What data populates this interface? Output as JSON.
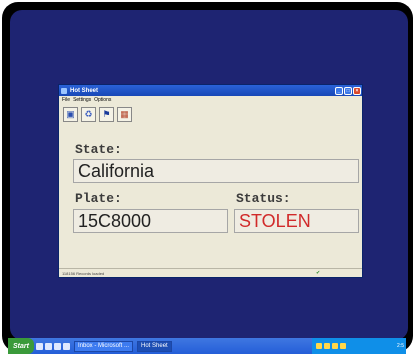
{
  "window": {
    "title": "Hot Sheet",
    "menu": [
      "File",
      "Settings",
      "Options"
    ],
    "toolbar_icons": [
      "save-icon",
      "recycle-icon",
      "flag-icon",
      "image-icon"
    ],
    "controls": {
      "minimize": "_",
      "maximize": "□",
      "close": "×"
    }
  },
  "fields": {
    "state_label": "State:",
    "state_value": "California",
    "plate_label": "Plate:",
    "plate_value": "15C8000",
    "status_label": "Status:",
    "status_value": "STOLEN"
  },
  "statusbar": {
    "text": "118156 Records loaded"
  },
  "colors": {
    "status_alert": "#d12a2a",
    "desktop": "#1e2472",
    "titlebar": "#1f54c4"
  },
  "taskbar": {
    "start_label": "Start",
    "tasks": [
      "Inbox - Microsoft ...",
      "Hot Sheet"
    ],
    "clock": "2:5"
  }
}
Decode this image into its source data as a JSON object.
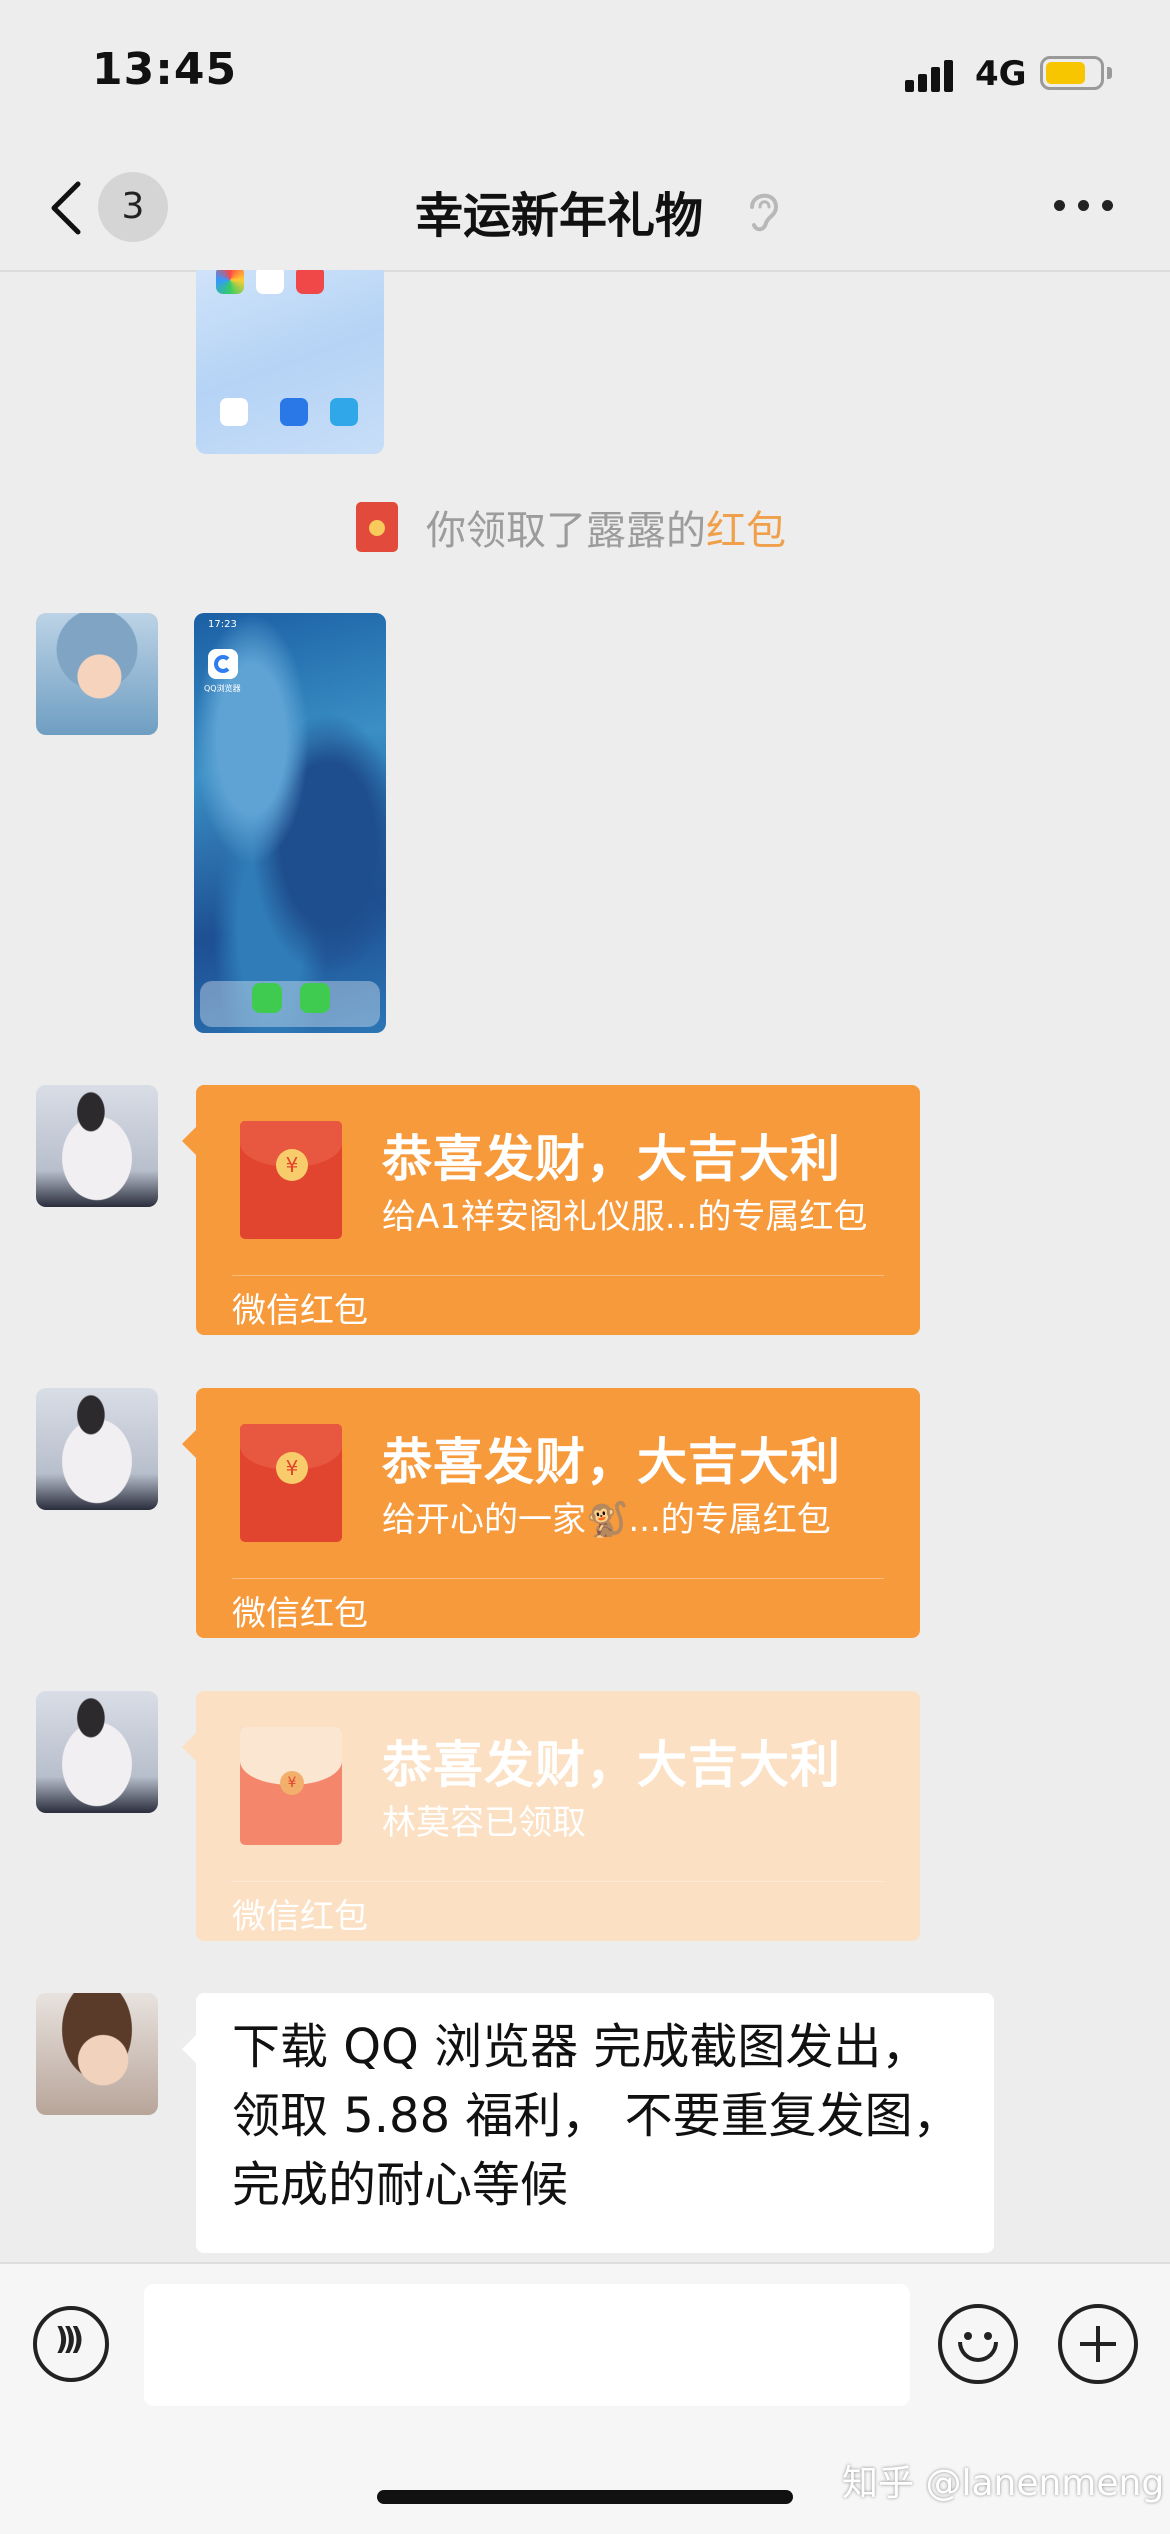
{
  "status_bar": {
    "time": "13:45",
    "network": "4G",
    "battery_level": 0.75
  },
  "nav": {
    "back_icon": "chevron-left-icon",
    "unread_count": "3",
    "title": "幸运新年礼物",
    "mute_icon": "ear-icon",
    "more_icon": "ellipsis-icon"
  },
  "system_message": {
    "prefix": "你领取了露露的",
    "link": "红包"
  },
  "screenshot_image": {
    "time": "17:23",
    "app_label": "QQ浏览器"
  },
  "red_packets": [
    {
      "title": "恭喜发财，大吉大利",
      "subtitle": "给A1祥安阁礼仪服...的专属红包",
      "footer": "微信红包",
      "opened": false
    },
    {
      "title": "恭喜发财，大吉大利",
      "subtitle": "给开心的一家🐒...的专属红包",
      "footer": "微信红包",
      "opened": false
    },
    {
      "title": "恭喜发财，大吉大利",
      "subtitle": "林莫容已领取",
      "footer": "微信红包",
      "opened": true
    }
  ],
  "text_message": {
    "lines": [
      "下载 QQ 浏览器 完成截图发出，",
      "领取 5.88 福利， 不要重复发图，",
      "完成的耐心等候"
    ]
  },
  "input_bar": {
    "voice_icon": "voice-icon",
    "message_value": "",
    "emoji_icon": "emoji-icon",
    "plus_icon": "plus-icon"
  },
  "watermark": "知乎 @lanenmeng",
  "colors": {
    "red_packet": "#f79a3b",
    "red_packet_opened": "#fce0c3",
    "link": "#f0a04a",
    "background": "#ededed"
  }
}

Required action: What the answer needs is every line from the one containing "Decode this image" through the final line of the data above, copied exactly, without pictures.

Output for this task:
Decode this image into its source data as a JSON object.
{
  "status_bar": {
    "time": "13:45",
    "network": "4G",
    "battery_level": 0.75
  },
  "nav": {
    "back_icon": "chevron-left-icon",
    "unread_count": "3",
    "title": "幸运新年礼物",
    "mute_icon": "ear-icon",
    "more_icon": "ellipsis-icon"
  },
  "system_message": {
    "prefix": "你领取了露露的",
    "link": "红包"
  },
  "screenshot_image": {
    "time": "17:23",
    "app_label": "QQ浏览器"
  },
  "red_packets": [
    {
      "title": "恭喜发财，大吉大利",
      "subtitle": "给A1祥安阁礼仪服...的专属红包",
      "footer": "微信红包",
      "opened": false
    },
    {
      "title": "恭喜发财，大吉大利",
      "subtitle": "给开心的一家🐒...的专属红包",
      "footer": "微信红包",
      "opened": false
    },
    {
      "title": "恭喜发财，大吉大利",
      "subtitle": "林莫容已领取",
      "footer": "微信红包",
      "opened": true
    }
  ],
  "text_message": {
    "lines": [
      "下载 QQ 浏览器 完成截图发出，",
      "领取 5.88 福利， 不要重复发图，",
      "完成的耐心等候"
    ]
  },
  "input_bar": {
    "voice_icon": "voice-icon",
    "message_value": "",
    "emoji_icon": "emoji-icon",
    "plus_icon": "plus-icon"
  },
  "watermark": "知乎 @lanenmeng",
  "colors": {
    "red_packet": "#f79a3b",
    "red_packet_opened": "#fce0c3",
    "link": "#f0a04a",
    "background": "#ededed"
  }
}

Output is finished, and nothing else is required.